- **WHAT YOU HAVE TO DO**: Reproduce only the lines that run from the line containing "Decode this image" to the end of the entries below, exactly as they stand.

- **TASK INPUT**:

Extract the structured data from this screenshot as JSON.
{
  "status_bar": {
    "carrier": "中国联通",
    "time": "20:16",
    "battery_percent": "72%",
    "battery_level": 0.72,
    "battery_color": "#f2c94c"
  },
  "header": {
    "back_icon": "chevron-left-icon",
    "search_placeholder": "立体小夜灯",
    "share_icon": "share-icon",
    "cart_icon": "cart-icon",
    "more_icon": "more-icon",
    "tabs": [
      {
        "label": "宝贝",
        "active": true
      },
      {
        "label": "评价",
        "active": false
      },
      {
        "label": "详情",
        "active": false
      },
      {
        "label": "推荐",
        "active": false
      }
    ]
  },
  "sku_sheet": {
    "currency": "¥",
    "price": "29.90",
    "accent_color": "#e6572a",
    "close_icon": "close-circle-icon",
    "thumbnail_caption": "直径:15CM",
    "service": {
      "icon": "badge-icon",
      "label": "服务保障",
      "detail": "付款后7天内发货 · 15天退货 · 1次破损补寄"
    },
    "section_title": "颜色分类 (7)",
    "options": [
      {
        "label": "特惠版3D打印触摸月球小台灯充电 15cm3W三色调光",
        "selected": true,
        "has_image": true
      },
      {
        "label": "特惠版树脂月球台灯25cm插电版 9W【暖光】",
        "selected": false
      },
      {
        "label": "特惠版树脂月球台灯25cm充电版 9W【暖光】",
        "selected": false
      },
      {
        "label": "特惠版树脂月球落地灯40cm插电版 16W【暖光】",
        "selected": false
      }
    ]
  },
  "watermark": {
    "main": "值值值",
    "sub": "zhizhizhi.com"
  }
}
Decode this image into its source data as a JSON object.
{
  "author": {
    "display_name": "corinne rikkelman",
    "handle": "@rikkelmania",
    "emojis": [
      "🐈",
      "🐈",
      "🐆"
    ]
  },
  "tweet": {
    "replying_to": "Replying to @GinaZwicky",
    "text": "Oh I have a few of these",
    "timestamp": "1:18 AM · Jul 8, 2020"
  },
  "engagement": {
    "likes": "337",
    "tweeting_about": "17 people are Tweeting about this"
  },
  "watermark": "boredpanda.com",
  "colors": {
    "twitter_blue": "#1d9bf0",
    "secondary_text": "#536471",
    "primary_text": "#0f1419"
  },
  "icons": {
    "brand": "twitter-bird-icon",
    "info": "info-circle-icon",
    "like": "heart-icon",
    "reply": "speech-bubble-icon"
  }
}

- **RESPONSE BOX**:
Decode this image into its source data as a JSON object.
{
  "author": {
    "display_name": "corinne rikkelman",
    "handle": "@rikkelmania",
    "emojis": [
      "🐈",
      "🐈",
      "🐆"
    ]
  },
  "tweet": {
    "replying_to": "Replying to @GinaZwicky",
    "text": "Oh I have a few of these",
    "timestamp": "1:18 AM · Jul 8, 2020"
  },
  "engagement": {
    "likes": "337",
    "tweeting_about": "17 people are Tweeting about this"
  },
  "watermark": "boredpanda.com",
  "colors": {
    "twitter_blue": "#1d9bf0",
    "secondary_text": "#536471",
    "primary_text": "#0f1419"
  },
  "icons": {
    "brand": "twitter-bird-icon",
    "info": "info-circle-icon",
    "like": "heart-icon",
    "reply": "speech-bubble-icon"
  }
}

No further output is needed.